The Rev. Dirk Ficca, executive director of the Council for a Parliament of the World's Religions spoke at the Witherspoon Society luncheon. Photo by David P. Young. (May 24, 2003)
One line of that speech, "what's the big deal about Jesus" was lifted out of context and Dirk Ficca had fifteen minutes of fame. The conservatives objected. The Presbyterian Layman published several articles about Rev. Ficca and his speech. Go to the Layman website and search "Ficca" at the bottom of the page for more articles than you can read in a week. In part, due to Ficca's speech, the Confessing Church Movement was born in the PCUSA, heavily promoted by The Layman.
You can read more about the story here.
You can read the text of his speech here: Uncommon Ground: Living Faithfully in a Diverse World. I think his presentation touched on a number of critical issues.
Here is the portion of the text that includes the line oft repeated by the media:
Now, if I were to ask everyone in this room, "Who in here converted to Christianity?", who here would say that at one point you weren't a Christian and then either with a bolt of lightening or over a period of time you became a Christian? Some of you would raise your hands, and then if I were to ask you the question, "After you became a Christian, after you converted to Christianity, did you not look back in your life and see that God had already been at work in your life?" A hundred percent of the time, you will say "Yes." And for the rest of you who have always considered yourselves to be a Christian and were raised in a Christian family or Christian church, at some point you realized that's who you were. "Well, I'm a Christian." And after that realization, did you not look back in your life and see that God was at work in your life? And a hundred percent of the time you will have to say, "Yes." In fact, how can one convert to Christianity or be a Christian unless God is at work in one's life? Why is this so important? What it says is that God's ability to work in our lives is not determined by being a Christian. In fact, this is what we, as Reformed Presbyterians, believe when we say, "We believe in the sovereignty of God." And everything else I am going to say to you is based on that fundamental reality.We often use phrases that are so familiar that we do not reflect upon their meaning. Jesus is Lord. Jesus is savior. Jesus is the way to salvation. Jesus is the Son of God. What really do we mean when we say them? What are we proclaiming?
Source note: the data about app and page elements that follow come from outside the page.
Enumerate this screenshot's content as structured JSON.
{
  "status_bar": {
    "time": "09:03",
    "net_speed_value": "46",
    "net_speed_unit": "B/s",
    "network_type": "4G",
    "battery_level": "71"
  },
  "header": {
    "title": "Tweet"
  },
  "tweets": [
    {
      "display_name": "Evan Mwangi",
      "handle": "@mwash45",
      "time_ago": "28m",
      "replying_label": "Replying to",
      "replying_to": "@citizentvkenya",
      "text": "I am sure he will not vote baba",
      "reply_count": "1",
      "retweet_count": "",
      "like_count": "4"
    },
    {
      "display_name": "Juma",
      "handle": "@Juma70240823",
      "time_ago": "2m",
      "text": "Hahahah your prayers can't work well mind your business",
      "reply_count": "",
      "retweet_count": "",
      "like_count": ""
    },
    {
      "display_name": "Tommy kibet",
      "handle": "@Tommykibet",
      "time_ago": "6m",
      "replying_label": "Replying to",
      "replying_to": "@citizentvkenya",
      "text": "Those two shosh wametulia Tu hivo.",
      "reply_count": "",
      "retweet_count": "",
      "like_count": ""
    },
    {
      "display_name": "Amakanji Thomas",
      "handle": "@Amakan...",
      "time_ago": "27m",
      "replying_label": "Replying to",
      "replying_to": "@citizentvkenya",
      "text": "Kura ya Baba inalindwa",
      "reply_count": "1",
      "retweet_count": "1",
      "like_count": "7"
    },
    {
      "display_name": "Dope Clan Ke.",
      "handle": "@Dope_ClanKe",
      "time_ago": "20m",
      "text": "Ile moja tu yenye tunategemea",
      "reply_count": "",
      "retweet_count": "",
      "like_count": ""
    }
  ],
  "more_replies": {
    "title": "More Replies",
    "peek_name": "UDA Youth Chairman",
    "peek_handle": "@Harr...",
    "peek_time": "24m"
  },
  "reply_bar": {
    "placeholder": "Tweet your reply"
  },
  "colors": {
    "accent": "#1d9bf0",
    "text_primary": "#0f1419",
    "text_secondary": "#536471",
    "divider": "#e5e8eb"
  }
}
Well, if God is at work in our lives whether we're Christian or not, what's the big deal about Jesus? I want to share with you two views or readings of Jesus -- reflecting the scriptures and Christian thought over the last two thousand years. Because I am telling you, my friends, whatever we think about the Christian faith, it is an interpretation. Nobody views the scriptures of the Christian faith without interpreting them. And there have been two basic streams in Christian thought over the last two thousand years. One I'm going to call "instrumental" and one I'm going to call "revelatory." And I'm going to argue --just from my personal opinion, and nobody has to buy it -- that the instrumental view is not helpful when dealing with people of other religions. It's problematic. But there is another way, a way with integrity that can be helpful. But let's look at the instrumental view for a moment. (Read More)
Despite church politics, the issue of the relationship between the Christian faith and other faiths is a complicated one. It is one that is here to stay. I, for one, am pleased about that.